┌──
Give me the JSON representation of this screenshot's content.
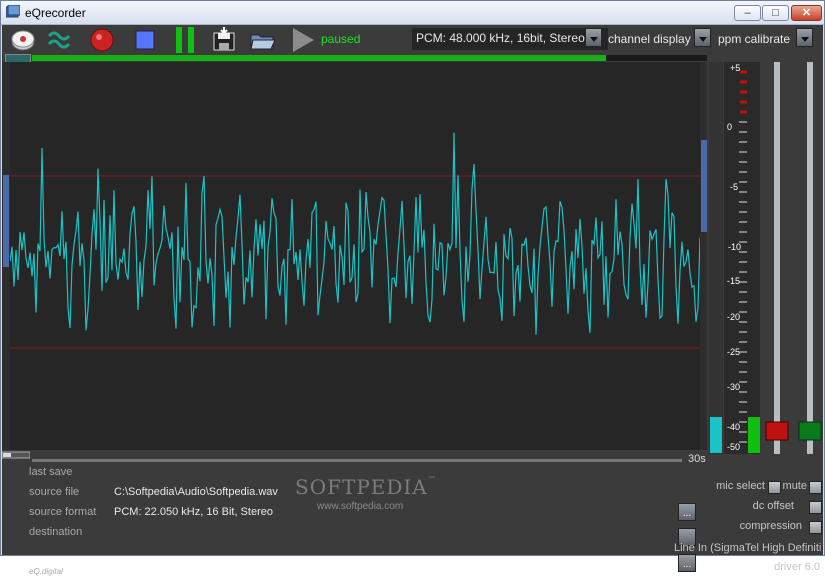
{
  "window": {
    "title": "eQrecorder",
    "minimize_label": "–",
    "maximize_label": "□",
    "close_label": "✕"
  },
  "toolbar": {
    "status": "paused",
    "format": "PCM: 48.000 kHz, 16bit, Stereo",
    "channel_display_label": "channel display",
    "ppm_calibrate_label": "ppm calibrate",
    "progress": 0.85,
    "icons": [
      "disk-icon",
      "wave-icon",
      "record-icon",
      "stop-icon",
      "pause-icon",
      "save-icon",
      "open-folder-icon",
      "play-icon"
    ]
  },
  "scope": {
    "time_end_label": "30s",
    "reference_line_color": "#8b1a1a",
    "waveform_color": "#19c3c6"
  },
  "meter": {
    "scale": [
      "+5",
      "0",
      "-5",
      "-10",
      "-15",
      "-20",
      "-25",
      "-30",
      "-40",
      "-50"
    ],
    "bar_colors": {
      "cyan": "#19c3c6",
      "green": "#10c010",
      "red": "#c01010",
      "dark_green": "#0a7a1a"
    }
  },
  "info": {
    "last_save_label": "last save",
    "last_save_value": "",
    "source_file_label": "source file",
    "source_file_value": "C:\\Softpedia\\Audio\\Softpedia.wav",
    "source_format_label": "source format",
    "source_format_value": "PCM: 22.050 kHz, 16 Bit, Stereo",
    "destination_label": "destination",
    "destination_value": "",
    "brand": "eQ.digital",
    "ellipsis": "..."
  },
  "options": {
    "mic_select_label": "mic select",
    "mute_label": "mute",
    "dc_offset_label": "dc offset",
    "compression_label": "compression",
    "line_in_label": "Line In (SigmaTel High Definiti",
    "driver_label": "driver 6.0"
  },
  "watermark": {
    "main": "SOFTPEDIA",
    "tm": "™",
    "url": "www.softpedia.com"
  }
}
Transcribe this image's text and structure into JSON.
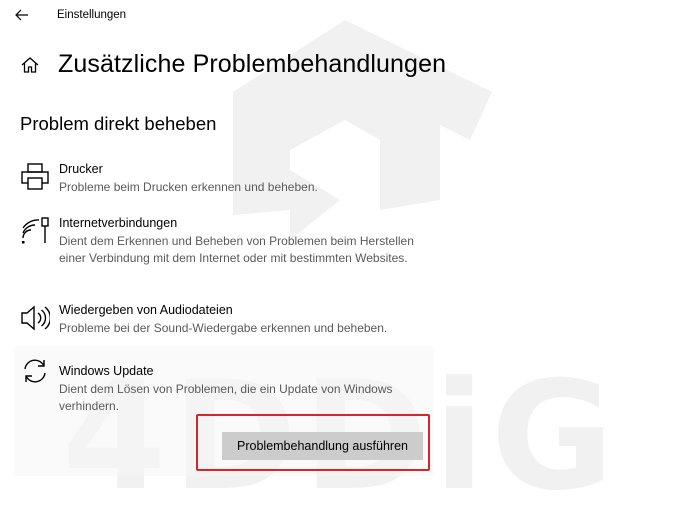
{
  "window": {
    "title": "Einstellungen"
  },
  "header": {
    "title": "Zusätzliche Problembehandlungen"
  },
  "section": {
    "title": "Problem direkt beheben"
  },
  "items": [
    {
      "name": "Drucker",
      "description": "Probleme beim Drucken erkennen und beheben.",
      "icon": "printer-icon"
    },
    {
      "name": "Internetverbindungen",
      "description": "Dient dem Erkennen und Beheben von Problemen beim Herstellen einer Verbindung mit dem Internet oder mit bestimmten Websites.",
      "icon": "network-icon"
    },
    {
      "name": "Wiedergeben von Audiodateien",
      "description": "Probleme bei der Sound-Wiedergabe erkennen und beheben.",
      "icon": "speaker-icon"
    },
    {
      "name": "Windows Update",
      "description": "Dient dem Lösen von Problemen, die ein Update von Windows verhindern.",
      "icon": "sync-icon",
      "selected": true
    }
  ],
  "actions": {
    "run_label": "Problembehandlung ausführen"
  },
  "watermark": {
    "text": "4DDiG"
  },
  "colors": {
    "highlight": "#d9252a",
    "button": "#cccccc",
    "secondary_text": "#5a5a5a"
  }
}
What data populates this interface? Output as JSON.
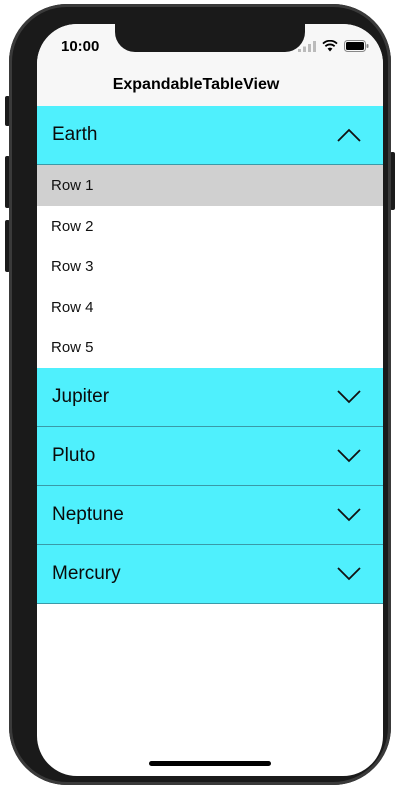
{
  "status_bar": {
    "time": "10:00"
  },
  "nav": {
    "title": "ExpandableTableView"
  },
  "sections": [
    {
      "title": "Earth",
      "expanded": true,
      "rows": [
        "Row 1",
        "Row 2",
        "Row 3",
        "Row 4",
        "Row 5"
      ],
      "selected_row": "Row 1"
    },
    {
      "title": "Jupiter",
      "expanded": false
    },
    {
      "title": "Pluto",
      "expanded": false
    },
    {
      "title": "Neptune",
      "expanded": false
    },
    {
      "title": "Mercury",
      "expanded": false
    }
  ],
  "colors": {
    "header_bg": "#4ff0fd",
    "selected_row_bg": "#d0d0d0",
    "device_frame": "#1a1a1a"
  },
  "icons": {
    "expanded": "chevron-up-icon",
    "collapsed": "chevron-down-icon"
  }
}
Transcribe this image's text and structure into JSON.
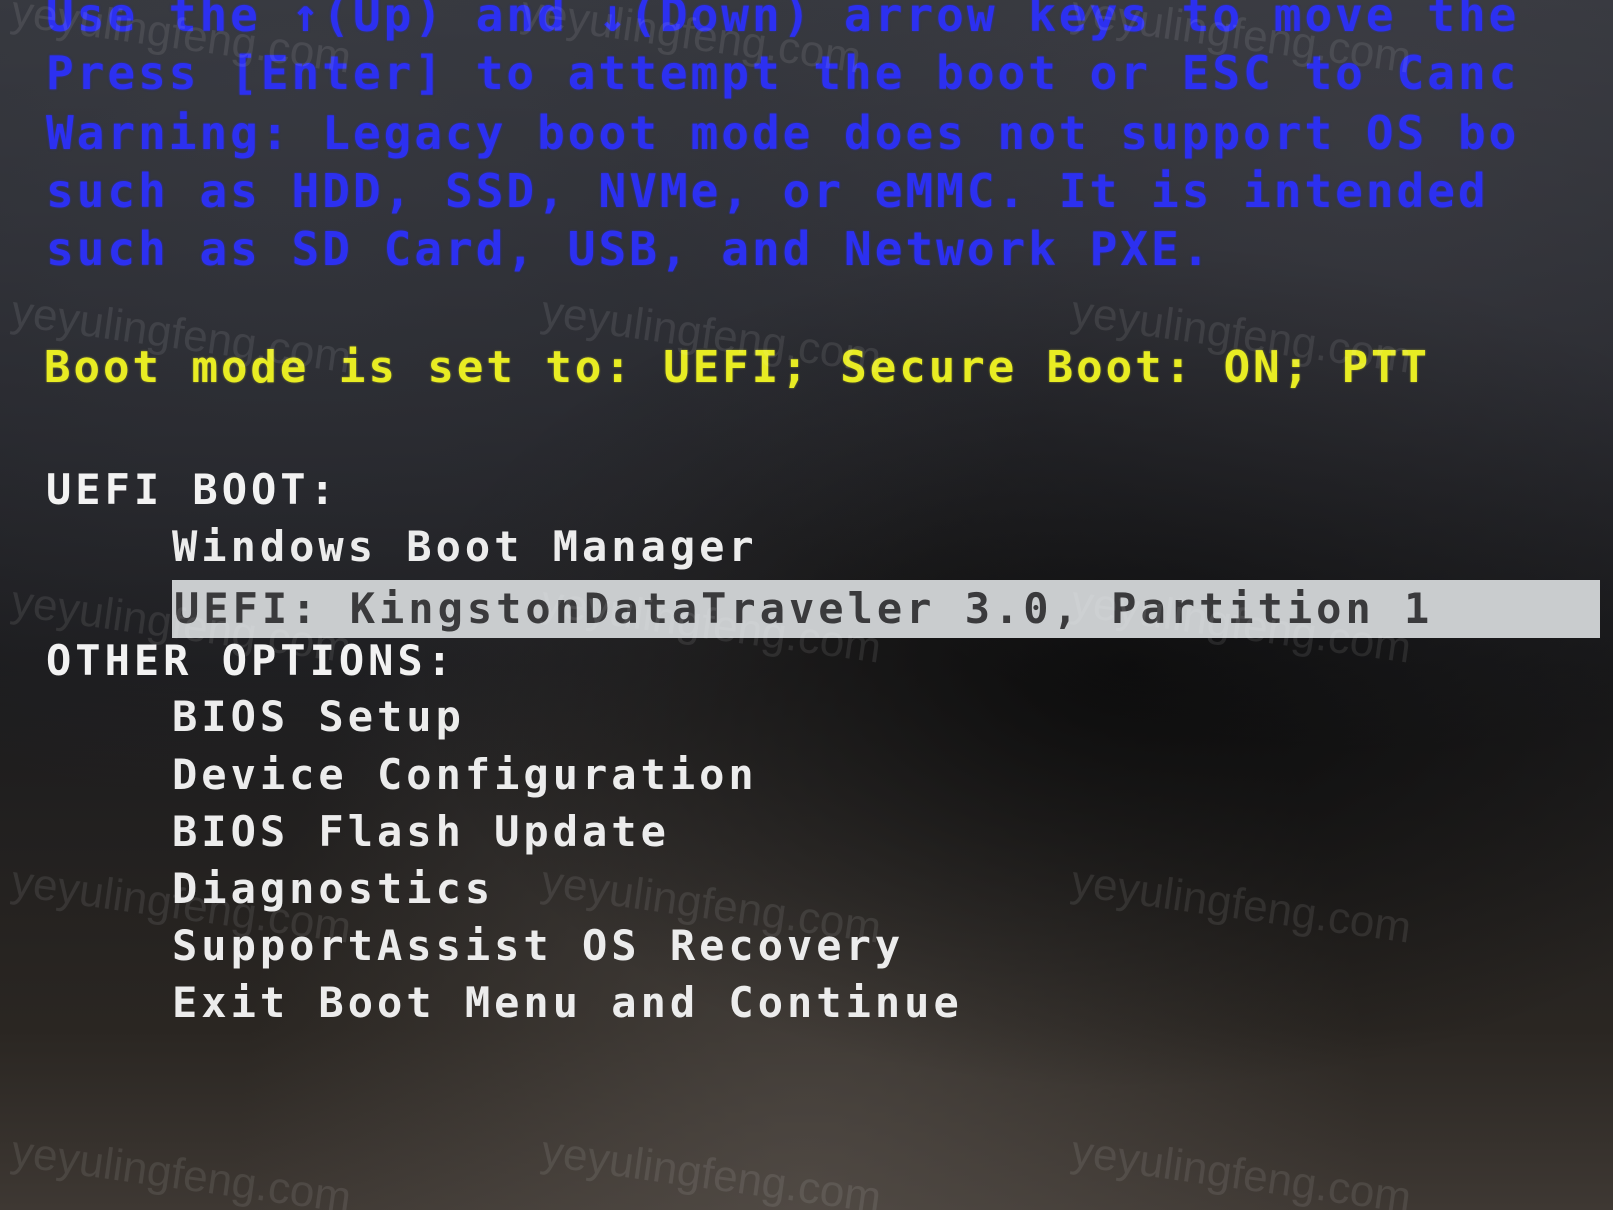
{
  "instructions": [
    "Use the ↑(Up) and ↓(Down) arrow keys to move the",
    "Press [Enter] to attempt the boot or ESC to Canc",
    "Warning: Legacy boot mode does not support OS bo",
    "such as HDD, SSD, NVMe, or eMMC. It is intended",
    "such as SD Card, USB, and Network PXE."
  ],
  "status_line": "Boot mode is set to: UEFI; Secure Boot: ON; PTT",
  "uefi_boot": {
    "heading": "UEFI BOOT:",
    "items": [
      "Windows Boot Manager",
      "UEFI: KingstonDataTraveler 3.0, Partition 1"
    ]
  },
  "other_options": {
    "heading": "OTHER OPTIONS:",
    "items": [
      "BIOS Setup",
      "Device Configuration",
      "BIOS Flash Update",
      "Diagnostics",
      "SupportAssist OS Recovery",
      "Exit Boot Menu and Continue"
    ]
  },
  "watermark": "yeyulingfeng.com",
  "colors": {
    "instruction_text": "#2c30f0",
    "status_text": "#e8ec23",
    "menu_text": "#ececec",
    "selection_bg": "#c9ccce"
  }
}
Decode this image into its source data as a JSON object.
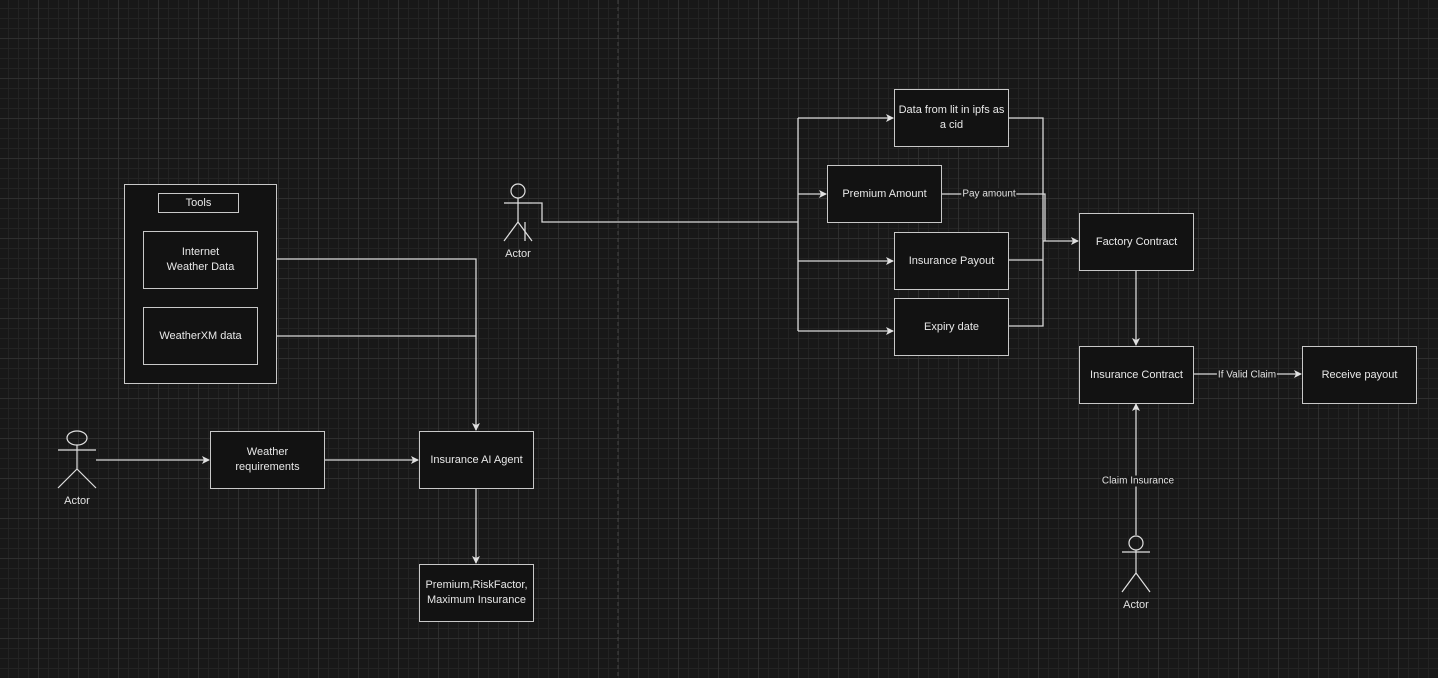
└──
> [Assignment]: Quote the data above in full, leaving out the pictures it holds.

> [Response box]:
Give me the JSON representation of this screenshot's content.
{
  "window": {
    "title": "eQrecorder",
    "minimize_label": "–",
    "maximize_label": "□",
    "close_label": "✕"
  },
  "toolbar": {
    "status": "paused",
    "format": "PCM: 48.000 kHz, 16bit, Stereo",
    "channel_display_label": "channel display",
    "ppm_calibrate_label": "ppm calibrate",
    "progress": 0.85,
    "icons": [
      "disk-icon",
      "wave-icon",
      "record-icon",
      "stop-icon",
      "pause-icon",
      "save-icon",
      "open-folder-icon",
      "play-icon"
    ]
  },
  "scope": {
    "time_end_label": "30s",
    "reference_line_color": "#8b1a1a",
    "waveform_color": "#19c3c6"
  },
  "meter": {
    "scale": [
      "+5",
      "0",
      "-5",
      "-10",
      "-15",
      "-20",
      "-25",
      "-30",
      "-40",
      "-50"
    ],
    "bar_colors": {
      "cyan": "#19c3c6",
      "green": "#10c010",
      "red": "#c01010",
      "dark_green": "#0a7a1a"
    }
  },
  "info": {
    "last_save_label": "last save",
    "last_save_value": "",
    "source_file_label": "source file",
    "source_file_value": "C:\\Softpedia\\Audio\\Softpedia.wav",
    "source_format_label": "source format",
    "source_format_value": "PCM: 22.050 kHz, 16 Bit, Stereo",
    "destination_label": "destination",
    "destination_value": "",
    "brand": "eQ.digital",
    "ellipsis": "..."
  },
  "options": {
    "mic_select_label": "mic select",
    "mute_label": "mute",
    "dc_offset_label": "dc offset",
    "compression_label": "compression",
    "line_in_label": "Line In (SigmaTel High Definiti",
    "driver_label": "driver 6.0"
  },
  "watermark": {
    "main": "SOFTPEDIA",
    "tm": "™",
    "url": "www.softpedia.com"
  }
}
Transcribe this image's text and structure into JSON.
{
  "window": {
    "title": "Einstellungen"
  },
  "header": {
    "title": "Zusätzliche Problembehandlungen"
  },
  "section": {
    "title": "Problem direkt beheben"
  },
  "items": [
    {
      "name": "Drucker",
      "description": "Probleme beim Drucken erkennen und beheben.",
      "icon": "printer-icon"
    },
    {
      "name": "Internetverbindungen",
      "description": "Dient dem Erkennen und Beheben von Problemen beim Herstellen einer Verbindung mit dem Internet oder mit bestimmten Websites.",
      "icon": "network-icon"
    },
    {
      "name": "Wiedergeben von Audiodateien",
      "description": "Probleme bei der Sound-Wiedergabe erkennen und beheben.",
      "icon": "speaker-icon"
    },
    {
      "name": "Windows Update",
      "description": "Dient dem Lösen von Problemen, die ein Update von Windows verhindern.",
      "icon": "sync-icon",
      "selected": true
    }
  ],
  "actions": {
    "run_label": "Problembehandlung ausführen"
  },
  "watermark": {
    "text": "4DDiG"
  },
  "colors": {
    "highlight": "#d9252a",
    "button": "#cccccc",
    "secondary_text": "#5a5a5a"
  }
}
What data populates this interface? Output as JSON.
{
  "status_bar": {
    "time": "10:00"
  },
  "nav": {
    "title": "ExpandableTableView"
  },
  "sections": [
    {
      "title": "Earth",
      "expanded": true,
      "rows": [
        "Row 1",
        "Row 2",
        "Row 3",
        "Row 4",
        "Row 5"
      ],
      "selected_row": "Row 1"
    },
    {
      "title": "Jupiter",
      "expanded": false
    },
    {
      "title": "Pluto",
      "expanded": false
    },
    {
      "title": "Neptune",
      "expanded": false
    },
    {
      "title": "Mercury",
      "expanded": false
    }
  ],
  "colors": {
    "header_bg": "#4ff0fd",
    "selected_row_bg": "#d0d0d0",
    "device_frame": "#1a1a1a"
  },
  "icons": {
    "expanded": "chevron-up-icon",
    "collapsed": "chevron-down-icon"
  }
}
Transcribe this image's text and structure into JSON.
{
  "instructions": [
    "Use the ↑(Up) and ↓(Down) arrow keys to move the",
    "Press [Enter] to attempt the boot or ESC to Canc",
    "Warning: Legacy boot mode does not support OS bo",
    "such as HDD, SSD, NVMe, or eMMC. It is intended",
    "such as SD Card, USB, and Network PXE."
  ],
  "status_line": "Boot mode is set to: UEFI; Secure Boot: ON; PTT",
  "uefi_boot": {
    "heading": "UEFI BOOT:",
    "items": [
      "Windows Boot Manager",
      "UEFI: KingstonDataTraveler 3.0, Partition 1"
    ]
  },
  "other_options": {
    "heading": "OTHER OPTIONS:",
    "items": [
      "BIOS Setup",
      "Device Configuration",
      "BIOS Flash Update",
      "Diagnostics",
      "SupportAssist OS Recovery",
      "Exit Boot Menu and Continue"
    ]
  },
  "watermark": "yeyulingfeng.com",
  "colors": {
    "instruction_text": "#2c30f0",
    "status_text": "#e8ec23",
    "menu_text": "#ececec",
    "selection_bg": "#c9ccce"
  }
}
Decode this image into its source data as a JSON object.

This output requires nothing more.